■ EXERCISE GOAL: Each line below is to be set down again exactly.

■ INFORMATION PROVIDED:
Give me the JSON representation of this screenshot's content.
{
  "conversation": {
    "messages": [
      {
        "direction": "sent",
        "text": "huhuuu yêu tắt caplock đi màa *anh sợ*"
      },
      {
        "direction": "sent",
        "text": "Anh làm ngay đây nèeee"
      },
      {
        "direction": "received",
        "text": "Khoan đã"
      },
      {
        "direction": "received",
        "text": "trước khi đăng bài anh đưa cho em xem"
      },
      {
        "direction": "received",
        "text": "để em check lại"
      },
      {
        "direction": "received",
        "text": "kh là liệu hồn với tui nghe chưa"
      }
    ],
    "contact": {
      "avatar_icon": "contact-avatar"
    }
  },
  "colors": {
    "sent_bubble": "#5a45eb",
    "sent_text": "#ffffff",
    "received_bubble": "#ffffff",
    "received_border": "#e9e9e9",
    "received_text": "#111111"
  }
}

■ ANSWER TO THE PROBLEM:
Give me the JSON representation of this screenshot's content.
{
  "conversation": {
    "messages": [
      {
        "direction": "sent",
        "text": "huhuuu yêu tắt caplock đi màa *anh sợ*"
      },
      {
        "direction": "sent",
        "text": "Anh làm ngay đây nèeee"
      },
      {
        "direction": "received",
        "text": "Khoan đã"
      },
      {
        "direction": "received",
        "text": "trước khi đăng bài anh đưa cho em xem"
      },
      {
        "direction": "received",
        "text": "để em check lại"
      },
      {
        "direction": "received",
        "text": "kh là liệu hồn với tui nghe chưa"
      }
    ],
    "contact": {
      "avatar_icon": "contact-avatar"
    }
  },
  "colors": {
    "sent_bubble": "#5a45eb",
    "sent_text": "#ffffff",
    "received_bubble": "#ffffff",
    "received_border": "#e9e9e9",
    "received_text": "#111111"
  }
}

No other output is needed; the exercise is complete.